━━━ Data supplied

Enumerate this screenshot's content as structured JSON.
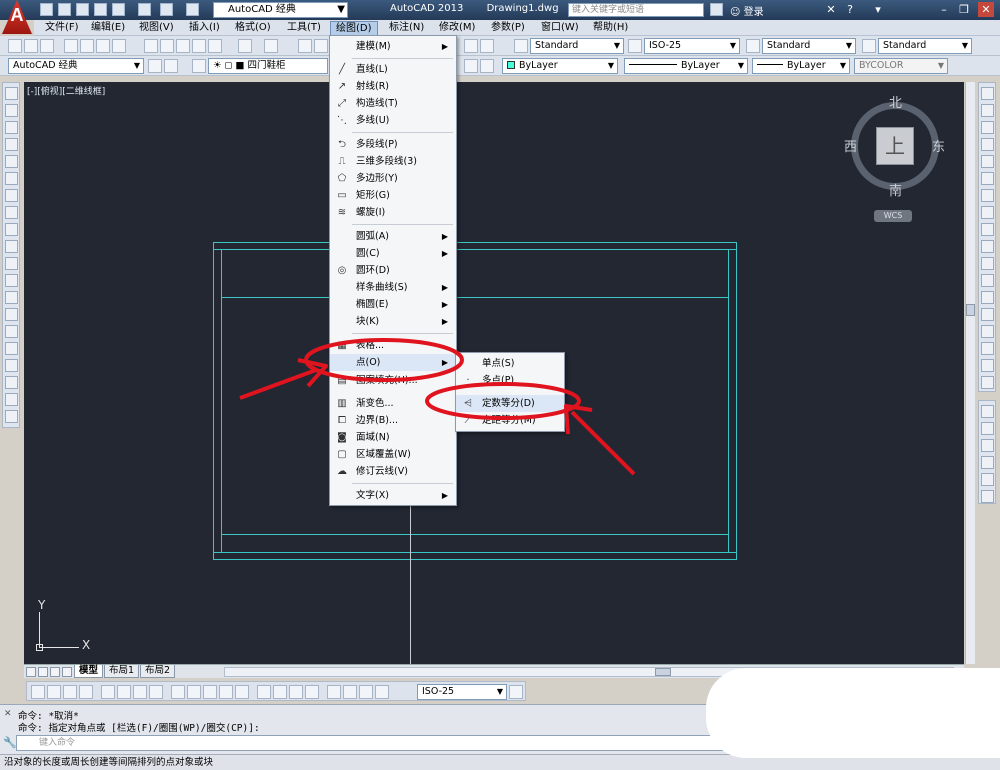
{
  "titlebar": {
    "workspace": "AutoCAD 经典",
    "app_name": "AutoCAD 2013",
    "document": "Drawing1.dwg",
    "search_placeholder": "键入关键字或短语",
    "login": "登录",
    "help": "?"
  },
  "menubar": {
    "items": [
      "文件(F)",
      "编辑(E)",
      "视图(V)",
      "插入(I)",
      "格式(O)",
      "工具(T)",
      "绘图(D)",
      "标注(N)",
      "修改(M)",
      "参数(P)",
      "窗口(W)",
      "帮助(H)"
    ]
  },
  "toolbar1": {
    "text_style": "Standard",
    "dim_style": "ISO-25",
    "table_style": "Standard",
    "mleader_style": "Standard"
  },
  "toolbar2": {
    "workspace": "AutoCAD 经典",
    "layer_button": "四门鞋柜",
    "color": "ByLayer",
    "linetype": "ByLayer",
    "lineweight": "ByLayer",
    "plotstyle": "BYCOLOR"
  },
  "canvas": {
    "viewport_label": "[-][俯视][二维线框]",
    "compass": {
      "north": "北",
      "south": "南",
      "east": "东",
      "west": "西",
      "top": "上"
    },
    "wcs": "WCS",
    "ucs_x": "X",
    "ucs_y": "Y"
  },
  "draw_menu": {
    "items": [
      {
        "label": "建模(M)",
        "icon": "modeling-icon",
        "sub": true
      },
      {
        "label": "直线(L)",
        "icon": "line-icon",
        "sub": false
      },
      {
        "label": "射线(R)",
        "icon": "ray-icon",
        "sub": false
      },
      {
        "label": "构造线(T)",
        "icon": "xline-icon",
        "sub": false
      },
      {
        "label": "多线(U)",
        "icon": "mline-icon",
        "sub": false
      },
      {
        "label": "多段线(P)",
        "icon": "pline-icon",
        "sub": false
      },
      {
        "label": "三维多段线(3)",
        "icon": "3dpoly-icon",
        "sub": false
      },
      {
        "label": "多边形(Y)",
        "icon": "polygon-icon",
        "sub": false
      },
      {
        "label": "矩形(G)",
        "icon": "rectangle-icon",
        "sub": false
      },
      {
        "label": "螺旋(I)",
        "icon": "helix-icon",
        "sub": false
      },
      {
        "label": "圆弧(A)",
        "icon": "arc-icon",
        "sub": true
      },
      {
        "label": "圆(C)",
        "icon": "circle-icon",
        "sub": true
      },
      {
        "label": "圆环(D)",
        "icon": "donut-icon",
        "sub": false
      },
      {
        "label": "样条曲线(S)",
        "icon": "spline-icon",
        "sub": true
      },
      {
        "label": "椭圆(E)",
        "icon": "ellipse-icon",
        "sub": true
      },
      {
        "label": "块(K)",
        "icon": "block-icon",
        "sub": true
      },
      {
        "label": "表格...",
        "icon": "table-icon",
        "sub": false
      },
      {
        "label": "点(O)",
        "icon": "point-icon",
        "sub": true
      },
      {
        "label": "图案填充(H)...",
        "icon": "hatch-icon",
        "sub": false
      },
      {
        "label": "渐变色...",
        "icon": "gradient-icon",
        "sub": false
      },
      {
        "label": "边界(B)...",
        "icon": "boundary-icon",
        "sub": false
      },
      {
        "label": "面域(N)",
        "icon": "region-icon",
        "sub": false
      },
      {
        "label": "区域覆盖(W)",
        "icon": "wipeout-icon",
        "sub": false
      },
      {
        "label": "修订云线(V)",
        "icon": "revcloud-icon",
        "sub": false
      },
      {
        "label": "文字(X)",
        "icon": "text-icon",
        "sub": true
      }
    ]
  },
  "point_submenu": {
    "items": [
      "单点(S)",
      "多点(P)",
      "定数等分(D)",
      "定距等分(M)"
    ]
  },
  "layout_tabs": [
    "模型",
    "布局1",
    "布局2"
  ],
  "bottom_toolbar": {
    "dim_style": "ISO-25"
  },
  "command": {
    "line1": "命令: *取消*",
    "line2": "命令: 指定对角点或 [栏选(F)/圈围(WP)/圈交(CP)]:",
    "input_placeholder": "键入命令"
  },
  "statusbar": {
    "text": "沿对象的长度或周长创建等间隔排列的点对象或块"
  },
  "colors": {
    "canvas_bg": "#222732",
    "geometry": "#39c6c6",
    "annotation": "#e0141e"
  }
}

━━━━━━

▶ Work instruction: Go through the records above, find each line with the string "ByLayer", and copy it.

▶ Solution:
    "color": "ByLayer",
    "linetype": "ByLayer",
    "lineweight": "ByLayer",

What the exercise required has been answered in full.